▶ WORKING DATA
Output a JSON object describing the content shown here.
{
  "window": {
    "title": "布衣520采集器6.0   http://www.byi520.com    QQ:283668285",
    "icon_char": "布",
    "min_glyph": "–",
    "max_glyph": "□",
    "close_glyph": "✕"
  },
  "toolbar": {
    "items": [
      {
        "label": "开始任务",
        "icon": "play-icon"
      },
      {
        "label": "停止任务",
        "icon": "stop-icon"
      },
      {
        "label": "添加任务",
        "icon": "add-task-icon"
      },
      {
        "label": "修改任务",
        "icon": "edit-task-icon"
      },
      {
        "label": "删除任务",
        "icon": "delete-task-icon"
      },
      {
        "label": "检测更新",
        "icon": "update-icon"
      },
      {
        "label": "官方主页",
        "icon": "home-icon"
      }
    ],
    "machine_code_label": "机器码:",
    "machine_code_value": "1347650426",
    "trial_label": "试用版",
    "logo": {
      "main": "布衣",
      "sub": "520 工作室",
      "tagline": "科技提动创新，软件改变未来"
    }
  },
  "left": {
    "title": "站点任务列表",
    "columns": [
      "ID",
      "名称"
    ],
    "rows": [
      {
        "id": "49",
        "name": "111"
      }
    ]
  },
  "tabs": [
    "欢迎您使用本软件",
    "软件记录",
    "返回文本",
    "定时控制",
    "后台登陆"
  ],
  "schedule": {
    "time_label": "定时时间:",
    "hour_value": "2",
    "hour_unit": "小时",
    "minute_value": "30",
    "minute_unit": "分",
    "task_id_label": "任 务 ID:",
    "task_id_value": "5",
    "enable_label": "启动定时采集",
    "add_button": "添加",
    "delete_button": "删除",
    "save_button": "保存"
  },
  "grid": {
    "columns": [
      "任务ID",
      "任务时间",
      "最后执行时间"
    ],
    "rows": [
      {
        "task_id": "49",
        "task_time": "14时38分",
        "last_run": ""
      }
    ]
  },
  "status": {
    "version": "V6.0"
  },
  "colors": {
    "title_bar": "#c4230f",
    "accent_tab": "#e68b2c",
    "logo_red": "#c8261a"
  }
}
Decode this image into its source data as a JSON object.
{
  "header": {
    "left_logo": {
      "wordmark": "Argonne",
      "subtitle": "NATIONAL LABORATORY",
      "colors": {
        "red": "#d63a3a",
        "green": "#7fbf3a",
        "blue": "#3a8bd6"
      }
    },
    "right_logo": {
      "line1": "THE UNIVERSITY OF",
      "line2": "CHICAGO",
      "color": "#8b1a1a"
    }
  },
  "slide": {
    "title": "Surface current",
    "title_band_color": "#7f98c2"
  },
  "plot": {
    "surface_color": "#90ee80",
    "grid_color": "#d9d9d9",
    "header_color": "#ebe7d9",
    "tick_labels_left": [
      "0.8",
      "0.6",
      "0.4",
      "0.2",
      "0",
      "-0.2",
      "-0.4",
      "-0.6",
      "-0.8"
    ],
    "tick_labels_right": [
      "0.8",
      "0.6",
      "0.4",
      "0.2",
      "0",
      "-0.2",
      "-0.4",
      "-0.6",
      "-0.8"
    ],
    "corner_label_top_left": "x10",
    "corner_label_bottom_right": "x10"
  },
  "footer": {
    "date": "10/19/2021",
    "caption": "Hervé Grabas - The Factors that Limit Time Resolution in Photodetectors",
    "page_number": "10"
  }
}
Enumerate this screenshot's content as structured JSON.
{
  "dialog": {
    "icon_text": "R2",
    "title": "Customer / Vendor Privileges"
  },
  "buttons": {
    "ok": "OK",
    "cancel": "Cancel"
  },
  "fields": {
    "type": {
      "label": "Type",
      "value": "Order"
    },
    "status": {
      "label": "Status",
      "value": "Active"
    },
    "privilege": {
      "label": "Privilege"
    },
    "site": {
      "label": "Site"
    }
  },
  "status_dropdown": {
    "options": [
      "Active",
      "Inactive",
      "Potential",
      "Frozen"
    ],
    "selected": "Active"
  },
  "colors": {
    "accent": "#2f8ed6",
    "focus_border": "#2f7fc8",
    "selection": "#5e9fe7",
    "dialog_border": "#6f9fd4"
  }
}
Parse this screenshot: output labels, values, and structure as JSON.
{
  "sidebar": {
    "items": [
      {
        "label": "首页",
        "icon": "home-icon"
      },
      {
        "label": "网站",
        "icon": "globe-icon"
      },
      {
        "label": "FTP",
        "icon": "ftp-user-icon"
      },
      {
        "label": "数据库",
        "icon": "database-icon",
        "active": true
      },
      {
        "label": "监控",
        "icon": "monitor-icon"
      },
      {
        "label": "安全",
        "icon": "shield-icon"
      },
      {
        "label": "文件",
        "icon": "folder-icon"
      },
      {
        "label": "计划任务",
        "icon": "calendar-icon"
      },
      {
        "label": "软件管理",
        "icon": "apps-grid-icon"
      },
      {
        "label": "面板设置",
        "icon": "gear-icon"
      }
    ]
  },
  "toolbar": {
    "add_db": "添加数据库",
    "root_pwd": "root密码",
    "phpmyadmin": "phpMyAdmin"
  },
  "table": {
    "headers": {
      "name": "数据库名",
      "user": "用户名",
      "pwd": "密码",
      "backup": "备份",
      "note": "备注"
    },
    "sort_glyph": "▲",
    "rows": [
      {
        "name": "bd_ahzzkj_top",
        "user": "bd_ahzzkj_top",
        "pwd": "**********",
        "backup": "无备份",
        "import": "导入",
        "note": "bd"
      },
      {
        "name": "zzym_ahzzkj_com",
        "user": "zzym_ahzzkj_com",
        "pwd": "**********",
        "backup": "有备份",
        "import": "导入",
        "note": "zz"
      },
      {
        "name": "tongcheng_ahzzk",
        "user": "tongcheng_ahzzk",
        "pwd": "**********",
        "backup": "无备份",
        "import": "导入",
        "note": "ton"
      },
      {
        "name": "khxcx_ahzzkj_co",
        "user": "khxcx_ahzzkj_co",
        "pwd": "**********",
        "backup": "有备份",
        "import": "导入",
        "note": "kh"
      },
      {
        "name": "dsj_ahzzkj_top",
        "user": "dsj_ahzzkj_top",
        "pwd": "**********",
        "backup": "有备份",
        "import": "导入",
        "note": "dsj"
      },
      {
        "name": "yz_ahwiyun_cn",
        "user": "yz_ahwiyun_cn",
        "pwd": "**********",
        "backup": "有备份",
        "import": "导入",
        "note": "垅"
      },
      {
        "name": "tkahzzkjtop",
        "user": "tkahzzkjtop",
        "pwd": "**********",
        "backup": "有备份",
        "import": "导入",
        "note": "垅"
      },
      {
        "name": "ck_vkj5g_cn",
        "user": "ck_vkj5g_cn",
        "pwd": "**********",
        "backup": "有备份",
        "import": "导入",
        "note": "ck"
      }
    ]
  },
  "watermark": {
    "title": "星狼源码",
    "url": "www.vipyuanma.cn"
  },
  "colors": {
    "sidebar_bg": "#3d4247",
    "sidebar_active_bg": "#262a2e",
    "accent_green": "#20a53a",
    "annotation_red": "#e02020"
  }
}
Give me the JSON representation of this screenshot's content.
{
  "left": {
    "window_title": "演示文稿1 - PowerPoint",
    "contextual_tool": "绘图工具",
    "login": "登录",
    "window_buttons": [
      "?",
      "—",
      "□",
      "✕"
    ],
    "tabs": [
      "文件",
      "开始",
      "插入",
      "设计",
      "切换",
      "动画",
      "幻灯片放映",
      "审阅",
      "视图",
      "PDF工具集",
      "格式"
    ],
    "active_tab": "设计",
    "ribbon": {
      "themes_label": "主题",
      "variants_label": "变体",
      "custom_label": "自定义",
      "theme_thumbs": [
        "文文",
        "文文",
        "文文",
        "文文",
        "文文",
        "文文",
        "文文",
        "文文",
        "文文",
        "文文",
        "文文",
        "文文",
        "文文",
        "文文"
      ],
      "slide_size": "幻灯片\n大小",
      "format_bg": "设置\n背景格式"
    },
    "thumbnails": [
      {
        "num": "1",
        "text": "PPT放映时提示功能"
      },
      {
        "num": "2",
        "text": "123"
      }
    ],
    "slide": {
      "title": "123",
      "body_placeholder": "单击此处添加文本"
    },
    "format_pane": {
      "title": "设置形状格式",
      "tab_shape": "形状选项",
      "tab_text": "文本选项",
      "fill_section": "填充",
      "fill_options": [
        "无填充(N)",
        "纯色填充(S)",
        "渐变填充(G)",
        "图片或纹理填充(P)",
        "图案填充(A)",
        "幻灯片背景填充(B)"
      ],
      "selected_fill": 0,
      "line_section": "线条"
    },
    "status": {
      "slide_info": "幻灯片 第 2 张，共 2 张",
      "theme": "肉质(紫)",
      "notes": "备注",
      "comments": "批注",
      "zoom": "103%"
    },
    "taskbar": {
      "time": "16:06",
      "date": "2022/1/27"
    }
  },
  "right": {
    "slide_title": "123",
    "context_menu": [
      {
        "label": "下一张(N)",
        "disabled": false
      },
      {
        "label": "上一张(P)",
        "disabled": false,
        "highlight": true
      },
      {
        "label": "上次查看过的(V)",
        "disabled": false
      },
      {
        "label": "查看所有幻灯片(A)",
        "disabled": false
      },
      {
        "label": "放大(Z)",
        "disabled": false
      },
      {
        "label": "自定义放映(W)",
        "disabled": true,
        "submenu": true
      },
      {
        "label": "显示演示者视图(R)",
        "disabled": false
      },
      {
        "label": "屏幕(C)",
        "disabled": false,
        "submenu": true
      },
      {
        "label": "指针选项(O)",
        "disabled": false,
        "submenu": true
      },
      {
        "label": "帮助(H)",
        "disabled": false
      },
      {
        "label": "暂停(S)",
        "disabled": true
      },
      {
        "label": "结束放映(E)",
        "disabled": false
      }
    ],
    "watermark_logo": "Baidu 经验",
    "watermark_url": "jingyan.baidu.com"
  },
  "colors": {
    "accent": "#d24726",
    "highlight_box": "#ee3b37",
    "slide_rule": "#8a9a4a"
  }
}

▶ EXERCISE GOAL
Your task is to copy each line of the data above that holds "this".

▶ THE ANSWER
Decode this image into its source data as a JSON object.
Enumerate this screenshot's content as structured JSON.
Parse this screenshot: output labels, values, and structure as JSON.
Give me the JSON representation of this screenshot's content.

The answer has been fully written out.